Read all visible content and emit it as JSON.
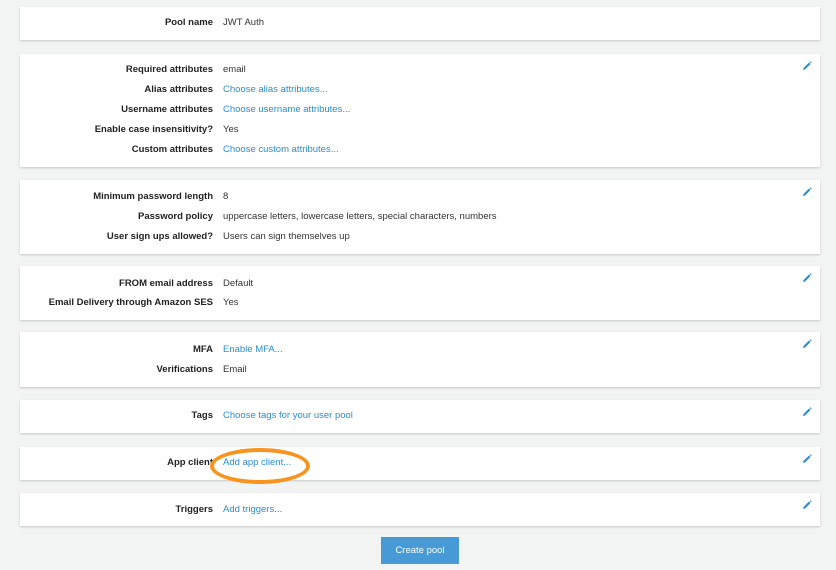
{
  "sections": [
    {
      "editable": false,
      "rows": [
        {
          "label": "Pool name",
          "value": "JWT Auth",
          "link": false
        }
      ]
    },
    {
      "editable": true,
      "rows": [
        {
          "label": "Required attributes",
          "value": "email",
          "link": false
        },
        {
          "label": "Alias attributes",
          "value": "Choose alias attributes...",
          "link": true
        },
        {
          "label": "Username attributes",
          "value": "Choose username attributes...",
          "link": true
        },
        {
          "label": "Enable case insensitivity?",
          "value": "Yes",
          "link": false
        },
        {
          "label": "Custom attributes",
          "value": "Choose custom attributes...",
          "link": true
        }
      ]
    },
    {
      "editable": true,
      "rows": [
        {
          "label": "Minimum password length",
          "value": "8",
          "link": false
        },
        {
          "label": "Password policy",
          "value": "uppercase letters, lowercase letters, special characters, numbers",
          "link": false
        },
        {
          "label": "User sign ups allowed?",
          "value": "Users can sign themselves up",
          "link": false
        }
      ]
    },
    {
      "editable": true,
      "rows": [
        {
          "label": "FROM email address",
          "value": "Default",
          "link": false
        },
        {
          "label": "Email Delivery through Amazon SES",
          "value": "Yes",
          "link": false
        }
      ]
    },
    {
      "editable": true,
      "rows": [
        {
          "label": "MFA",
          "value": "Enable MFA...",
          "link": true
        },
        {
          "label": "Verifications",
          "value": "Email",
          "link": false
        }
      ]
    },
    {
      "editable": true,
      "rows": [
        {
          "label": "Tags",
          "value": "Choose tags for your user pool",
          "link": true
        }
      ]
    },
    {
      "editable": true,
      "rows": [
        {
          "label": "App client",
          "value": "Add app client...",
          "link": true
        }
      ]
    },
    {
      "editable": true,
      "rows": [
        {
          "label": "Triggers",
          "value": "Add triggers...",
          "link": true
        }
      ]
    }
  ],
  "create_button": "Create pool",
  "colors": {
    "link": "#2a8dd4",
    "button": "#479ad6",
    "highlight": "#f7941d"
  }
}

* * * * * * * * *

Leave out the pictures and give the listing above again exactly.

» Solution to this exercise:
Read all visible content and emit it as JSON.
{
  "sections": [
    {
      "editable": false,
      "rows": [
        {
          "label": "Pool name",
          "value": "JWT Auth",
          "link": false
        }
      ]
    },
    {
      "editable": true,
      "rows": [
        {
          "label": "Required attributes",
          "value": "email",
          "link": false
        },
        {
          "label": "Alias attributes",
          "value": "Choose alias attributes...",
          "link": true
        },
        {
          "label": "Username attributes",
          "value": "Choose username attributes...",
          "link": true
        },
        {
          "label": "Enable case insensitivity?",
          "value": "Yes",
          "link": false
        },
        {
          "label": "Custom attributes",
          "value": "Choose custom attributes...",
          "link": true
        }
      ]
    },
    {
      "editable": true,
      "rows": [
        {
          "label": "Minimum password length",
          "value": "8",
          "link": false
        },
        {
          "label": "Password policy",
          "value": "uppercase letters, lowercase letters, special characters, numbers",
          "link": false
        },
        {
          "label": "User sign ups allowed?",
          "value": "Users can sign themselves up",
          "link": false
        }
      ]
    },
    {
      "editable": true,
      "rows": [
        {
          "label": "FROM email address",
          "value": "Default",
          "link": false
        },
        {
          "label": "Email Delivery through Amazon SES",
          "value": "Yes",
          "link": false
        }
      ]
    },
    {
      "editable": true,
      "rows": [
        {
          "label": "MFA",
          "value": "Enable MFA...",
          "link": true
        },
        {
          "label": "Verifications",
          "value": "Email",
          "link": false
        }
      ]
    },
    {
      "editable": true,
      "rows": [
        {
          "label": "Tags",
          "value": "Choose tags for your user pool",
          "link": true
        }
      ]
    },
    {
      "editable": true,
      "rows": [
        {
          "label": "App client",
          "value": "Add app client...",
          "link": true
        }
      ]
    },
    {
      "editable": true,
      "rows": [
        {
          "label": "Triggers",
          "value": "Add triggers...",
          "link": true
        }
      ]
    }
  ],
  "create_button": "Create pool",
  "colors": {
    "link": "#2a8dd4",
    "button": "#479ad6",
    "highlight": "#f7941d"
  }
}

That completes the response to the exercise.